Friday, December 13, 2013


Below is a note I sent to faculty today, pointing them to the story "21 microaggressions you hear on a daily basis."

Faculty and staff:
The children and families of Post Oak, as well as our faculty and staff, are highly diverse in terms of ethnicity, race, religion, national origin, age, gender, family structure.  We aspire to live and work harmoniously together, to be a single, unified community. 

I found this photo essay about “microagressions” fascinating.  Perhaps you’ve experienced this somewhere, sometime.  In the spirit of our “World CafĂ©” faculty meetings, I pass this along to you.


Monday, December 9, 2013

doggedness rather than talent

Grit is much in the news these days, testing our attention span.  How long will we pay attention?  Oh, yah, THAT idea again.  I've already grokked it.

Grit Rich.

That's the title of a blog entry by Deborah Barlow.

Deborah writes about creativity and innovation.

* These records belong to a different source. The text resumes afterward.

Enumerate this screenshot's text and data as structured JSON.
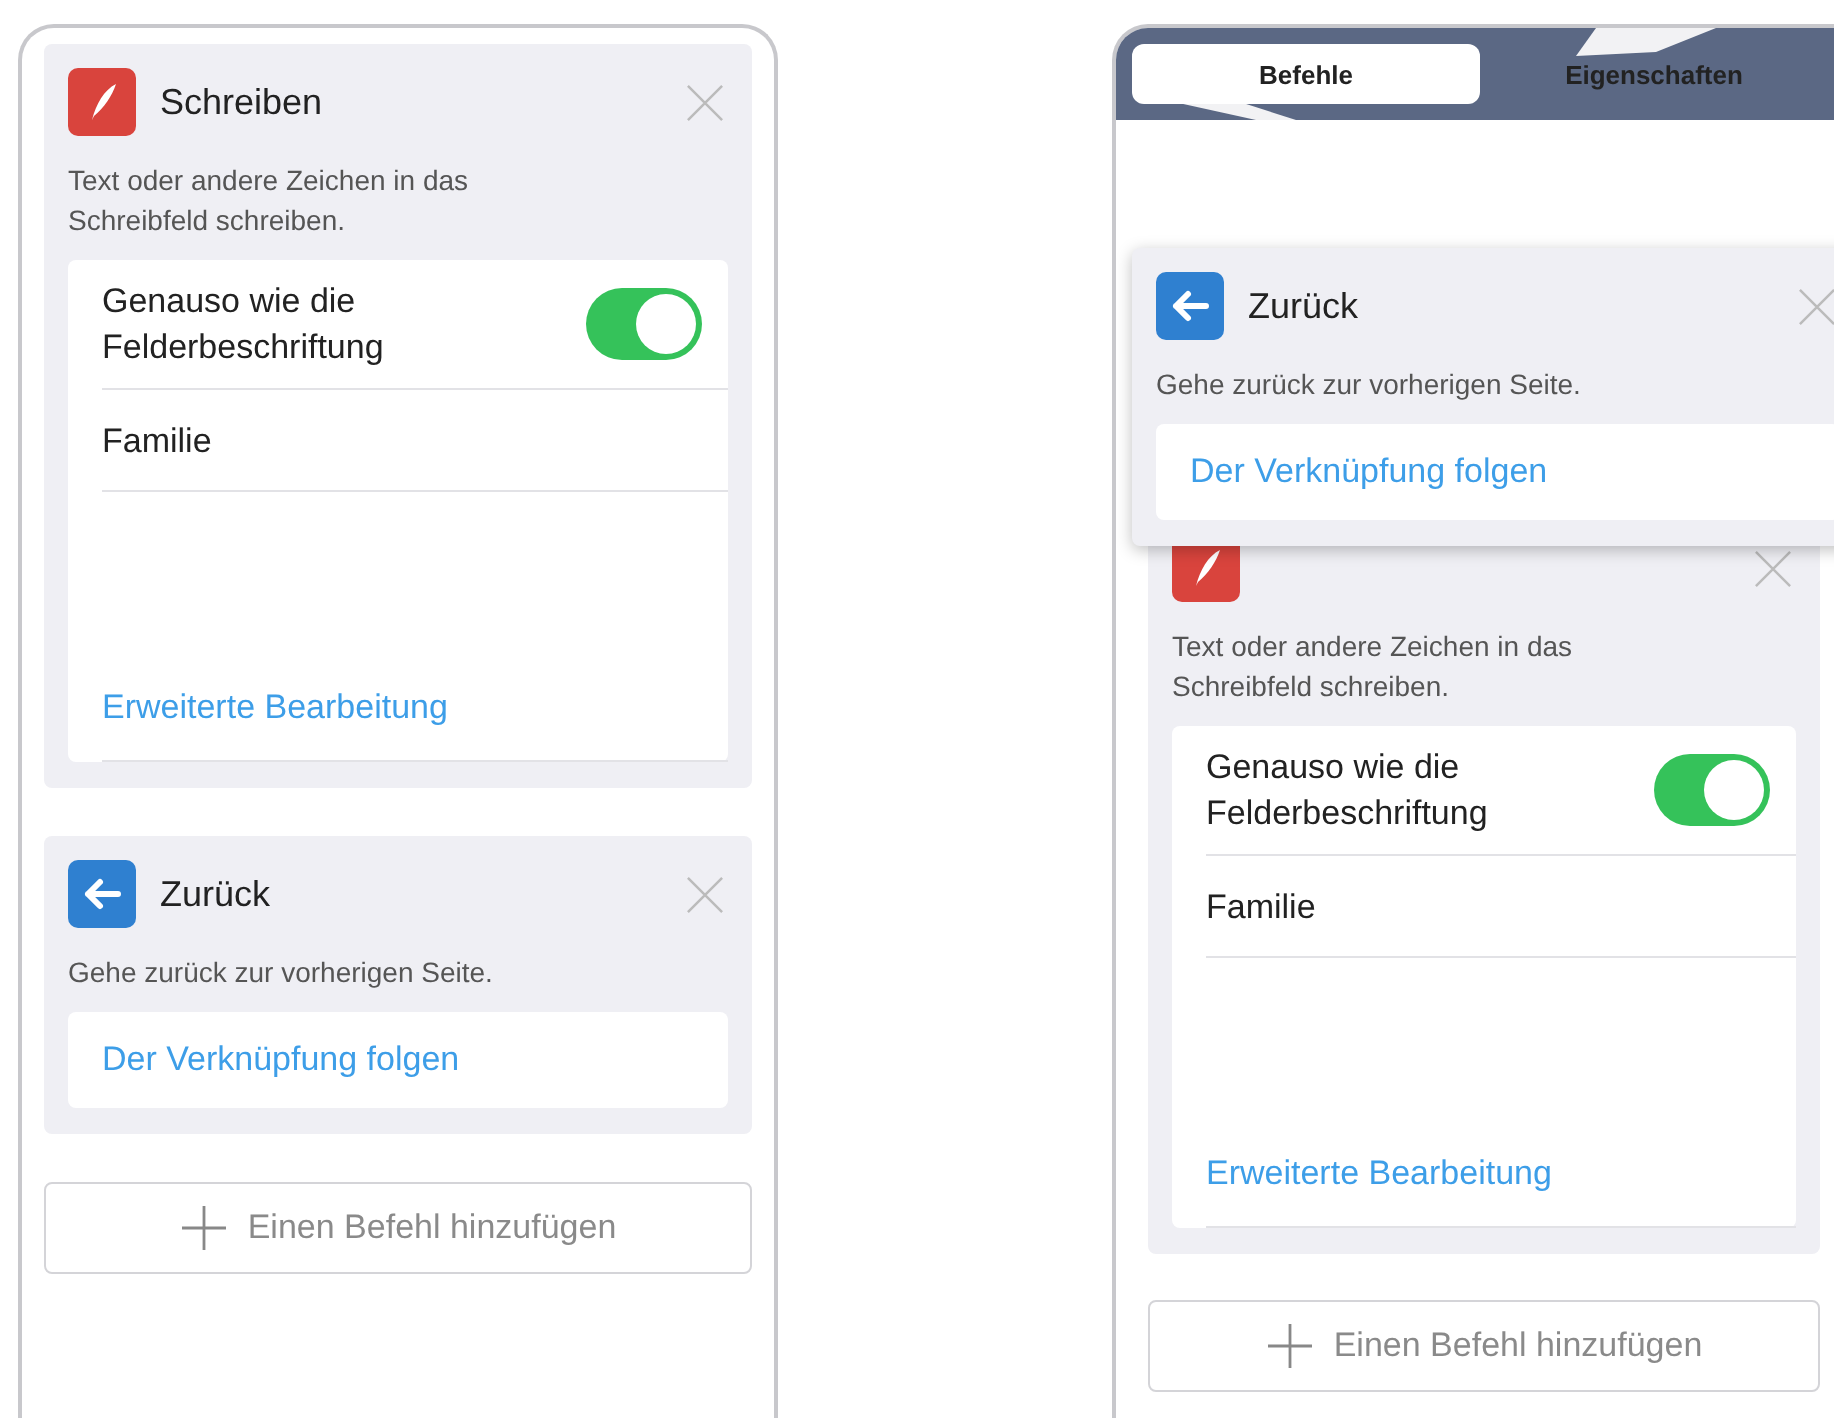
{
  "left_screen": {
    "cards": [
      {
        "kind": "write",
        "title": "Schreiben",
        "description": "Text oder andere Zeichen in das Schreibfeld schreiben.",
        "toggle": {
          "label": "Genauso wie die Felderbeschriftung",
          "on": true
        },
        "field": {
          "value": "Familie"
        },
        "link": "Erweiterte Bearbeitung"
      },
      {
        "kind": "back",
        "title": "Zurück",
        "description": "Gehe zurück zur vorherigen Seite.",
        "link": "Der Verknüpfung folgen"
      }
    ],
    "add_button": "Einen Befehl hinzufügen"
  },
  "right_screen": {
    "tabs": [
      {
        "label": "Befehle",
        "selected": true
      },
      {
        "label": "Eigenschaften",
        "selected": false
      }
    ],
    "dragged_card": {
      "kind": "back",
      "title": "Zurück",
      "description": "Gehe zurück zur vorherigen Seite.",
      "link": "Der Verknüpfung folgen"
    },
    "cards": [
      {
        "kind": "write",
        "description": "Text oder andere Zeichen in das Schreibfeld schreiben.",
        "toggle": {
          "label": "Genauso wie die Felderbeschriftung",
          "on": true
        },
        "field": {
          "value": "Familie"
        },
        "link": "Erweiterte Bearbeitung"
      }
    ],
    "add_button": "Einen Befehl hinzufügen"
  }
}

Following creativity research is a part-time job, she says, and in that pursuit she regularly reads Maria Popova's site Brainpickings.  Popova wrote about Angela Duckworth and her research on grit, so Barlow passed it along.

That's how ideas spread and bump up against other ideas.

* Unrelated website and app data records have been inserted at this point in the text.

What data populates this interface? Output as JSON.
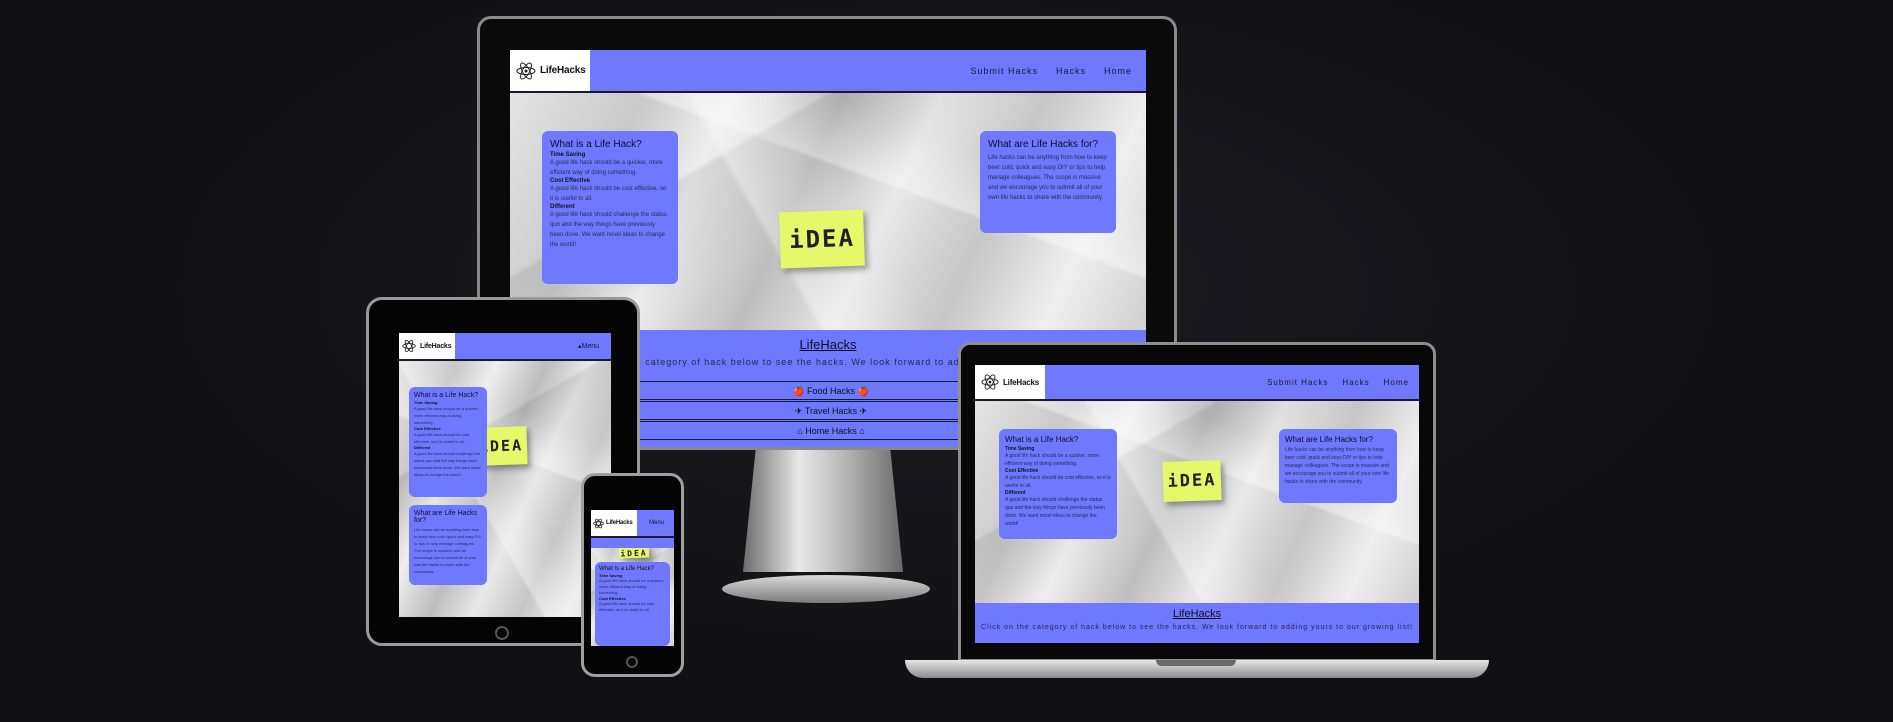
{
  "brand": {
    "name": "LifeHacks",
    "accent": "#6e79ff"
  },
  "nav": {
    "submit": "Submit Hacks",
    "hacks": "Hacks",
    "home": "Home",
    "menu": "Menu"
  },
  "what_is": {
    "title": "What is a Life Hack?",
    "h1": "Time Saving",
    "p1": "A good life hack should be a quicker, more efficient way of doing something.",
    "h2": "Cost Effective",
    "p2": "A good life hack should be cost effective, so it is useful to all.",
    "h3": "Different",
    "p3": "A good life hack should challenge the status quo and the way things have previously been done. We want novel ideas to change the world!"
  },
  "what_for": {
    "title": "What are Life Hacks for?",
    "text": "Life hacks can be anything from how to keep beer cold, quick and easy DIY or tips to help manage colleagues. The scope is massive and we encourage you to submit all of your own life hacks to share with the community."
  },
  "sticky": "iDEA",
  "footer": {
    "title": "LifeHacks",
    "text": "Click on the category of hack below to see the hacks. We look forward to adding yours to our growing list!",
    "text_partial": "category of hack below to see the hacks. We look forward to adding"
  },
  "hacks": [
    {
      "label": "Food Hacks",
      "icon": "apple-icon"
    },
    {
      "label": "Travel Hacks",
      "icon": "plane-icon"
    },
    {
      "label": "Home Hacks",
      "icon": "home-icon"
    }
  ]
}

So I'm passing it along to you.

Check out Deborah Barlow.  And Maria Popova.  And Angela Duckworth. Again.

"...the secret of genius is doggedness rather than innate talent."

Friday, December 6, 2013


"My Biggest Regret as a Teacher."  Check out David Ginsburg's blog.  We sometimes hear from parents who think we should "push" their kids.  Or who wonder why we don't give grades.  Or who believe that Montessori education is against competition and that competition is a good thing:  it is the way the world works.  All of these are forms of manipulation--and can work in the short run with certain children--but only until the reward is withdrawn.

And by the way, Montessori children are competitive.  We just don't using grading, class ranking and rewards as a means to "motivate" (ie, manipulate) them.  We don't have to.  They are already motivated.  Self-motivated.

Or as one of our 8th grade students said several years ago, "We motivate each other to be self-motivated."

Tried and True

See the Ellie video.

It was produced by the Oregon Business Council and featured on the web site of the Montessori Northwest teacher training center.

"Maybe school should be like a GPS. We know where we want to go.  With some help in navigation and someone to believe in us, we can chart our own path. Let us learn at our own pace and show you at every step that we're ready for the next."